M: I was always so excited when I received the chapters from you. I remember waiting for you to write the first chapter and then it arrived. It was a magic moment I will never forget! I read it and it was perfect, so beautifully expressed. And then I had to write the second. Oh, I was so nervous sending it off and I tried to leave threads for you to pick up. I wondered which one would appeal to you. For me it was like an extended drama improvisation... over to you...
P: And I was amazed when you sent over chapter 2 - the distance between us and the fact that we had never physically met seemed irrelevant as your chapter took up the story seamlessly from chapter 1. Well - I say ‘amazed’ but, on reflection, I believe we somehow knew that our imaginations would meld together and the chapters would flow.
What about editing?

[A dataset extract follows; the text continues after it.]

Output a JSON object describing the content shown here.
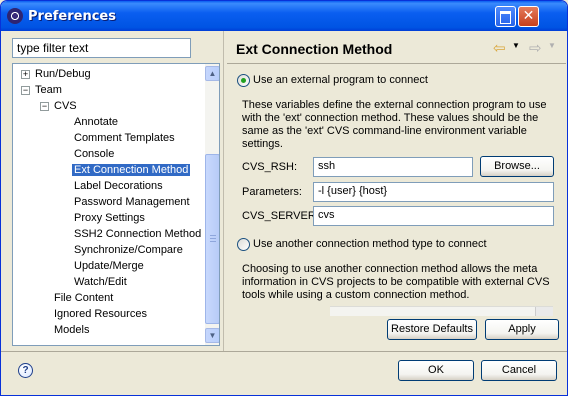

P: The editing has been fun, though I must confess to a degree of anxiety when first editing ‘your’ chapters. I remember tentatively apologizing to you in advance should I suggest any changes and you responded with, ‘Hey! Go for it! If I don’t agree I will say so!’ Your comment really freed me up to edit with impunity. For me, editing the book together enabled me to relinquish any kind of ownership of the chapters that I’d written. Now, it truly is ‘our’ book - there feels to be no ‘you and me’ about it any longer ~ only ‘us’. Was it a similar kind of process for you?
M: Yes it was, I feel that editing together worked really well because we did start to think about the book as a whole instead of chapter to chapter - it stopped being a dance and became a threaded unified work. I enjoyed the editing process very much and it very much is ‘our’ book now. 
What are our next steps?
M: We need to find publishers interested in children’s books and young adult fantasy to approach. I feel we have a series in the Crystal Space …
P: Definitely! And the prospect of writing a sequel with you thrills me.
M: I have the distinct sensation the sequel is sitting in a dragon’s egg somewhere hatching as we speak.